◆ **Exercise aim**:
The records below should be written out again, exactly.

:::::

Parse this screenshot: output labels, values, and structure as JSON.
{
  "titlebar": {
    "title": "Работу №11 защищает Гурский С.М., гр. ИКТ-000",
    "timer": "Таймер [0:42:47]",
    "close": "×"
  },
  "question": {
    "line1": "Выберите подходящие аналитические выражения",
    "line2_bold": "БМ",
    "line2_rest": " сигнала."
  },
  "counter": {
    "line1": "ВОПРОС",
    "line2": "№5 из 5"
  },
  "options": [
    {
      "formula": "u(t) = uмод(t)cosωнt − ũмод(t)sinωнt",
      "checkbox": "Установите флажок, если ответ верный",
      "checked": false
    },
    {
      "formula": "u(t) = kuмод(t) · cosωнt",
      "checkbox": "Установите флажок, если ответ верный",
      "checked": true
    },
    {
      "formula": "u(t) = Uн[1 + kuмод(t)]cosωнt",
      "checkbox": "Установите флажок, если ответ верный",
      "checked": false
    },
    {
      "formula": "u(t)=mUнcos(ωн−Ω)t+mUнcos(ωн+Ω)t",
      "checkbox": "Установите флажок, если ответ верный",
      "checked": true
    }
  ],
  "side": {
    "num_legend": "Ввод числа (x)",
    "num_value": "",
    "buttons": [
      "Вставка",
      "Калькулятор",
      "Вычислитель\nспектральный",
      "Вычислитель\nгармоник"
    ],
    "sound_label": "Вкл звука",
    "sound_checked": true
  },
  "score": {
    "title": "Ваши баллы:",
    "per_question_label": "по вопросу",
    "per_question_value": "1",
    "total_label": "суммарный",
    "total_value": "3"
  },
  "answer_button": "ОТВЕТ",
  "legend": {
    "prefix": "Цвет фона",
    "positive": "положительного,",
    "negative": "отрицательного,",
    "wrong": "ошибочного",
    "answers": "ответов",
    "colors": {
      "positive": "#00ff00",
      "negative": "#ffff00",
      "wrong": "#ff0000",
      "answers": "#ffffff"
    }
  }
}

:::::

◆ **Result**:
Parse this screenshot: output labels, values, and structure as JSON.
{
  "titlebar": {
    "title": "Работу №11 защищает Гурский С.М., гр. ИКТ-000",
    "timer": "Таймер [0:42:47]",
    "close": "×"
  },
  "question": {
    "line1": "Выберите подходящие аналитические выражения",
    "line2_bold": "БМ",
    "line2_rest": " сигнала."
  },
  "counter": {
    "line1": "ВОПРОС",
    "line2": "№5 из 5"
  },
  "options": [
    {
      "formula": "u(t) = uмод(t)cosωнt − ũмод(t)sinωнt",
      "checkbox": "Установите флажок, если ответ верный",
      "checked": false
    },
    {
      "formula": "u(t) = kuмод(t) · cosωнt",
      "checkbox": "Установите флажок, если ответ верный",
      "checked": true
    },
    {
      "formula": "u(t) = Uн[1 + kuмод(t)]cosωнt",
      "checkbox": "Установите флажок, если ответ верный",
      "checked": false
    },
    {
      "formula": "u(t)=mUнcos(ωн−Ω)t+mUнcos(ωн+Ω)t",
      "checkbox": "Установите флажок, если ответ верный",
      "checked": true
    }
  ],
  "side": {
    "num_legend": "Ввод числа (x)",
    "num_value": "",
    "buttons": [
      "Вставка",
      "Калькулятор",
      "Вычислитель\nспектральный",
      "Вычислитель\nгармоник"
    ],
    "sound_label": "Вкл звука",
    "sound_checked": true
  },
  "score": {
    "title": "Ваши баллы:",
    "per_question_label": "по вопросу",
    "per_question_value": "1",
    "total_label": "суммарный",
    "total_value": "3"
  },
  "answer_button": "ОТВЕТ",
  "legend": {
    "prefix": "Цвет фона",
    "positive": "положительного,",
    "negative": "отрицательного,",
    "wrong": "ошибочного",
    "answers": "ответов",
    "colors": {
      "positive": "#00ff00",
      "negative": "#ffff00",
      "wrong": "#ff0000",
      "answers": "#ffffff"
    }
  }
}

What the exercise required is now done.